-- TASK MATERIAL --
☆ ☆ ☆ ☆

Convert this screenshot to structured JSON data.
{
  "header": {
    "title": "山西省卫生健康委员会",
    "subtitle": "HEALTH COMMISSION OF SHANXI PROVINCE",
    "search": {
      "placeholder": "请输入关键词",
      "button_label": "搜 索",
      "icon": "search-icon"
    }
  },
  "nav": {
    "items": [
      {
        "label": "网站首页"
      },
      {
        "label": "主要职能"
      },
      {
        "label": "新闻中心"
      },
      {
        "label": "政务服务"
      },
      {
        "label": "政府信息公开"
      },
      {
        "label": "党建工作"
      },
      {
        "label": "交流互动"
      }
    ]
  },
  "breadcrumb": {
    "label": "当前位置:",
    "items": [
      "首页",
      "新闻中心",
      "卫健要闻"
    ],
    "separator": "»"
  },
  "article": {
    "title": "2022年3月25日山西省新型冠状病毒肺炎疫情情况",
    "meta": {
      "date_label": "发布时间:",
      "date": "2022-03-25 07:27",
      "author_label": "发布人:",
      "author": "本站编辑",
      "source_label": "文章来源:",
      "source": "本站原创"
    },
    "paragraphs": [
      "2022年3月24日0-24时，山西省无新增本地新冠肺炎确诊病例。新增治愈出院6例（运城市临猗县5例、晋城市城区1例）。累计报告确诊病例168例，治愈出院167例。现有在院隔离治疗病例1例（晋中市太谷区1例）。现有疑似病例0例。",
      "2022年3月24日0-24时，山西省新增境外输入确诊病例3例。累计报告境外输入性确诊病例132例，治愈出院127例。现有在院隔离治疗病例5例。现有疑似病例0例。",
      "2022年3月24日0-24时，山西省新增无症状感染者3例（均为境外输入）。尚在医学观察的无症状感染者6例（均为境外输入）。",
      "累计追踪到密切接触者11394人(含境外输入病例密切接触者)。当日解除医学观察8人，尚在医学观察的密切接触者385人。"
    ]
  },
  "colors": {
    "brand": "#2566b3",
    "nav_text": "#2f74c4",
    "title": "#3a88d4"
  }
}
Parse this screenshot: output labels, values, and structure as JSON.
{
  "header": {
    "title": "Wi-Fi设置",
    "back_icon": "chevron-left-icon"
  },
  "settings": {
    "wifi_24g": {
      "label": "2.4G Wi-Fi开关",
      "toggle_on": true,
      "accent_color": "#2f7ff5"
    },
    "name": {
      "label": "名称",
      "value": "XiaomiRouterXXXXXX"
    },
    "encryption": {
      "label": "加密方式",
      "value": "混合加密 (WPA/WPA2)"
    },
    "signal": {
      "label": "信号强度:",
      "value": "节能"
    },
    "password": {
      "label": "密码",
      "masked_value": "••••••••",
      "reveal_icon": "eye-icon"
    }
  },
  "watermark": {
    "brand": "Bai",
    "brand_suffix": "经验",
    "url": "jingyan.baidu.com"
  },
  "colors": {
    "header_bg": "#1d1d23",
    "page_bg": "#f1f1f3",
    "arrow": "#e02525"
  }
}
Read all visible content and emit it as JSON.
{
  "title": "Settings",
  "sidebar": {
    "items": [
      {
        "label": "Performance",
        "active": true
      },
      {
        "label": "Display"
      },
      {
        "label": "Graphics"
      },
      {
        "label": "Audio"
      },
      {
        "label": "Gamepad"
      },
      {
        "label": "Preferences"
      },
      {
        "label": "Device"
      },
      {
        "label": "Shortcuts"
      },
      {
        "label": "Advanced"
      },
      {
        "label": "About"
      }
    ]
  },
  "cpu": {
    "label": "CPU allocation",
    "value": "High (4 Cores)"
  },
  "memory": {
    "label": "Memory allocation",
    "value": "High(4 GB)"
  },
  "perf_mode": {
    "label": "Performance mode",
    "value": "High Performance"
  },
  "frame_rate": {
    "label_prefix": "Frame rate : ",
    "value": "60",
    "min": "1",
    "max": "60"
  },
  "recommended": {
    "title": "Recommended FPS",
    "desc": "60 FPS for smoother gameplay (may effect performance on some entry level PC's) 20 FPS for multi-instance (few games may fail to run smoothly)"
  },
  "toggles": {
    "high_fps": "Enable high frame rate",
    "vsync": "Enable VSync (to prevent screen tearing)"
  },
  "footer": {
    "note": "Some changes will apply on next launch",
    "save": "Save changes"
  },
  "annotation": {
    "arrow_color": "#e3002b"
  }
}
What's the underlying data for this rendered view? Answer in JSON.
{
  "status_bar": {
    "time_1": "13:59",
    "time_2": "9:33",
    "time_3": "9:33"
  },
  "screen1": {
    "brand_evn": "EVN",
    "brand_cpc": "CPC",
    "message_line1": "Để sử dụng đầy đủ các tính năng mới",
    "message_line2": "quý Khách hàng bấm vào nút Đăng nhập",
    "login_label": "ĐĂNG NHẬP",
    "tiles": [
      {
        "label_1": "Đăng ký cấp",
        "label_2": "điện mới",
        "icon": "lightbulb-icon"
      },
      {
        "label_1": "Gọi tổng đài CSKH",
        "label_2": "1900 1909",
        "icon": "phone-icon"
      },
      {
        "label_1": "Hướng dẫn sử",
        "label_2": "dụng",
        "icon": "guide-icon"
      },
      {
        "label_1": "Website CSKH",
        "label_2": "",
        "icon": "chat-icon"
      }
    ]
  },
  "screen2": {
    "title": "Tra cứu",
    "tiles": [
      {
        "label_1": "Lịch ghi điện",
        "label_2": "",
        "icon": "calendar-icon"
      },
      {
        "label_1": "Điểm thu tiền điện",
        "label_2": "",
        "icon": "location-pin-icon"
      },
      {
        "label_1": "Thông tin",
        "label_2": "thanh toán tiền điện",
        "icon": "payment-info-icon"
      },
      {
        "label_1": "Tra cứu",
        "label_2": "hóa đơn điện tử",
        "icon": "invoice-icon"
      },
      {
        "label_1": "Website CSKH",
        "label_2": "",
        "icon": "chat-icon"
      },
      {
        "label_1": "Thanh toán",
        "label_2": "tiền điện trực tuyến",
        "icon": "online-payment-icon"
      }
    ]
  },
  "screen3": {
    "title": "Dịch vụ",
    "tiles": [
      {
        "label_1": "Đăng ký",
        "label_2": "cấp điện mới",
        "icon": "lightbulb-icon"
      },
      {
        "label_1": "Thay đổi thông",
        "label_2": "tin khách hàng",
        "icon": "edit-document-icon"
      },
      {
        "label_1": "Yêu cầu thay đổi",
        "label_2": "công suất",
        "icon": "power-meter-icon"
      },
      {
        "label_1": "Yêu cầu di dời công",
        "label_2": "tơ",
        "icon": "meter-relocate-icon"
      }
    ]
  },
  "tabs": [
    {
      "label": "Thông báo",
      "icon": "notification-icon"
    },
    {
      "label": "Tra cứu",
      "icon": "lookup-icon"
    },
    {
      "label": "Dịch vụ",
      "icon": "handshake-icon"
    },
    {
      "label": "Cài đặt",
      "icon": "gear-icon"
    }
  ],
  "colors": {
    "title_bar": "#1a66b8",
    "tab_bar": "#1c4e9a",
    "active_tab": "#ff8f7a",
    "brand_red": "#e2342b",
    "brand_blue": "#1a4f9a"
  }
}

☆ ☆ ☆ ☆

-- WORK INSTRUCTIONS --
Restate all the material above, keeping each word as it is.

-- RESPONSE TO THE TASK --
Convert this screenshot to structured JSON data.
{
  "header": {
    "title": "山西省卫生健康委员会",
    "subtitle": "HEALTH COMMISSION OF SHANXI PROVINCE",
    "search": {
      "placeholder": "请输入关键词",
      "button_label": "搜 索",
      "icon": "search-icon"
    }
  },
  "nav": {
    "items": [
      {
        "label": "网站首页"
      },
      {
        "label": "主要职能"
      },
      {
        "label": "新闻中心"
      },
      {
        "label": "政务服务"
      },
      {
        "label": "政府信息公开"
      },
      {
        "label": "党建工作"
      },
      {
        "label": "交流互动"
      }
    ]
  },
  "breadcrumb": {
    "label": "当前位置:",
    "items": [
      "首页",
      "新闻中心",
      "卫健要闻"
    ],
    "separator": "»"
  },
  "article": {
    "title": "2022年3月25日山西省新型冠状病毒肺炎疫情情况",
    "meta": {
      "date_label": "发布时间:",
      "date": "2022-03-25 07:27",
      "author_label": "发布人:",
      "author": "本站编辑",
      "source_label": "文章来源:",
      "source": "本站原创"
    },
    "paragraphs": [
      "2022年3月24日0-24时，山西省无新增本地新冠肺炎确诊病例。新增治愈出院6例（运城市临猗县5例、晋城市城区1例）。累计报告确诊病例168例，治愈出院167例。现有在院隔离治疗病例1例（晋中市太谷区1例）。现有疑似病例0例。",
      "2022年3月24日0-24时，山西省新增境外输入确诊病例3例。累计报告境外输入性确诊病例132例，治愈出院127例。现有在院隔离治疗病例5例。现有疑似病例0例。",
      "2022年3月24日0-24时，山西省新增无症状感染者3例（均为境外输入）。尚在医学观察的无症状感染者6例（均为境外输入）。",
      "累计追踪到密切接触者11394人(含境外输入病例密切接触者)。当日解除医学观察8人，尚在医学观察的密切接触者385人。"
    ]
  },
  "colors": {
    "brand": "#2566b3",
    "nav_text": "#2f74c4",
    "title": "#3a88d4"
  }
}
Parse this screenshot: output labels, values, and structure as JSON.
{
  "header": {
    "title": "Wi-Fi设置",
    "back_icon": "chevron-left-icon"
  },
  "settings": {
    "wifi_24g": {
      "label": "2.4G Wi-Fi开关",
      "toggle_on": true,
      "accent_color": "#2f7ff5"
    },
    "name": {
      "label": "名称",
      "value": "XiaomiRouterXXXXXX"
    },
    "encryption": {
      "label": "加密方式",
      "value": "混合加密 (WPA/WPA2)"
    },
    "signal": {
      "label": "信号强度:",
      "value": "节能"
    },
    "password": {
      "label": "密码",
      "masked_value": "••••••••",
      "reveal_icon": "eye-icon"
    }
  },
  "watermark": {
    "brand": "Bai",
    "brand_suffix": "经验",
    "url": "jingyan.baidu.com"
  },
  "colors": {
    "header_bg": "#1d1d23",
    "page_bg": "#f1f1f3",
    "arrow": "#e02525"
  }
}
Read all visible content and emit it as JSON.
{
  "title": "Settings",
  "sidebar": {
    "items": [
      {
        "label": "Performance",
        "active": true
      },
      {
        "label": "Display"
      },
      {
        "label": "Graphics"
      },
      {
        "label": "Audio"
      },
      {
        "label": "Gamepad"
      },
      {
        "label": "Preferences"
      },
      {
        "label": "Device"
      },
      {
        "label": "Shortcuts"
      },
      {
        "label": "Advanced"
      },
      {
        "label": "About"
      }
    ]
  },
  "cpu": {
    "label": "CPU allocation",
    "value": "High (4 Cores)"
  },
  "memory": {
    "label": "Memory allocation",
    "value": "High(4 GB)"
  },
  "perf_mode": {
    "label": "Performance mode",
    "value": "High Performance"
  },
  "frame_rate": {
    "label_prefix": "Frame rate : ",
    "value": "60",
    "min": "1",
    "max": "60"
  },
  "recommended": {
    "title": "Recommended FPS",
    "desc": "60 FPS for smoother gameplay (may effect performance on some entry level PC's) 20 FPS for multi-instance (few games may fail to run smoothly)"
  },
  "toggles": {
    "high_fps": "Enable high frame rate",
    "vsync": "Enable VSync (to prevent screen tearing)"
  },
  "footer": {
    "note": "Some changes will apply on next launch",
    "save": "Save changes"
  },
  "annotation": {
    "arrow_color": "#e3002b"
  }
}
What's the underlying data for this rendered view? Answer in JSON.
{
  "status_bar": {
    "time_1": "13:59",
    "time_2": "9:33",
    "time_3": "9:33"
  },
  "screen1": {
    "brand_evn": "EVN",
    "brand_cpc": "CPC",
    "message_line1": "Để sử dụng đầy đủ các tính năng mới",
    "message_line2": "quý Khách hàng bấm vào nút Đăng nhập",
    "login_label": "ĐĂNG NHẬP",
    "tiles": [
      {
        "label_1": "Đăng ký cấp",
        "label_2": "điện mới",
        "icon": "lightbulb-icon"
      },
      {
        "label_1": "Gọi tổng đài CSKH",
        "label_2": "1900 1909",
        "icon": "phone-icon"
      },
      {
        "label_1": "Hướng dẫn sử",
        "label_2": "dụng",
        "icon": "guide-icon"
      },
      {
        "label_1": "Website CSKH",
        "label_2": "",
        "icon": "chat-icon"
      }
    ]
  },
  "screen2": {
    "title": "Tra cứu",
    "tiles": [
      {
        "label_1": "Lịch ghi điện",
        "label_2": "",
        "icon": "calendar-icon"
      },
      {
        "label_1": "Điểm thu tiền điện",
        "label_2": "",
        "icon": "location-pin-icon"
      },
      {
        "label_1": "Thông tin",
        "label_2": "thanh toán tiền điện",
        "icon": "payment-info-icon"
      },
      {
        "label_1": "Tra cứu",
        "label_2": "hóa đơn điện tử",
        "icon": "invoice-icon"
      },
      {
        "label_1": "Website CSKH",
        "label_2": "",
        "icon": "chat-icon"
      },
      {
        "label_1": "Thanh toán",
        "label_2": "tiền điện trực tuyến",
        "icon": "online-payment-icon"
      }
    ]
  },
  "screen3": {
    "title": "Dịch vụ",
    "tiles": [
      {
        "label_1": "Đăng ký",
        "label_2": "cấp điện mới",
        "icon": "lightbulb-icon"
      },
      {
        "label_1": "Thay đổi thông",
        "label_2": "tin khách hàng",
        "icon": "edit-document-icon"
      },
      {
        "label_1": "Yêu cầu thay đổi",
        "label_2": "công suất",
        "icon": "power-meter-icon"
      },
      {
        "label_1": "Yêu cầu di dời công",
        "label_2": "tơ",
        "icon": "meter-relocate-icon"
      }
    ]
  },
  "tabs": [
    {
      "label": "Thông báo",
      "icon": "notification-icon"
    },
    {
      "label": "Tra cứu",
      "icon": "lookup-icon"
    },
    {
      "label": "Dịch vụ",
      "icon": "handshake-icon"
    },
    {
      "label": "Cài đặt",
      "icon": "gear-icon"
    }
  ],
  "colors": {
    "title_bar": "#1a66b8",
    "tab_bar": "#1c4e9a",
    "active_tab": "#ff8f7a",
    "brand_red": "#e2342b",
    "brand_blue": "#1a4f9a"
  }
}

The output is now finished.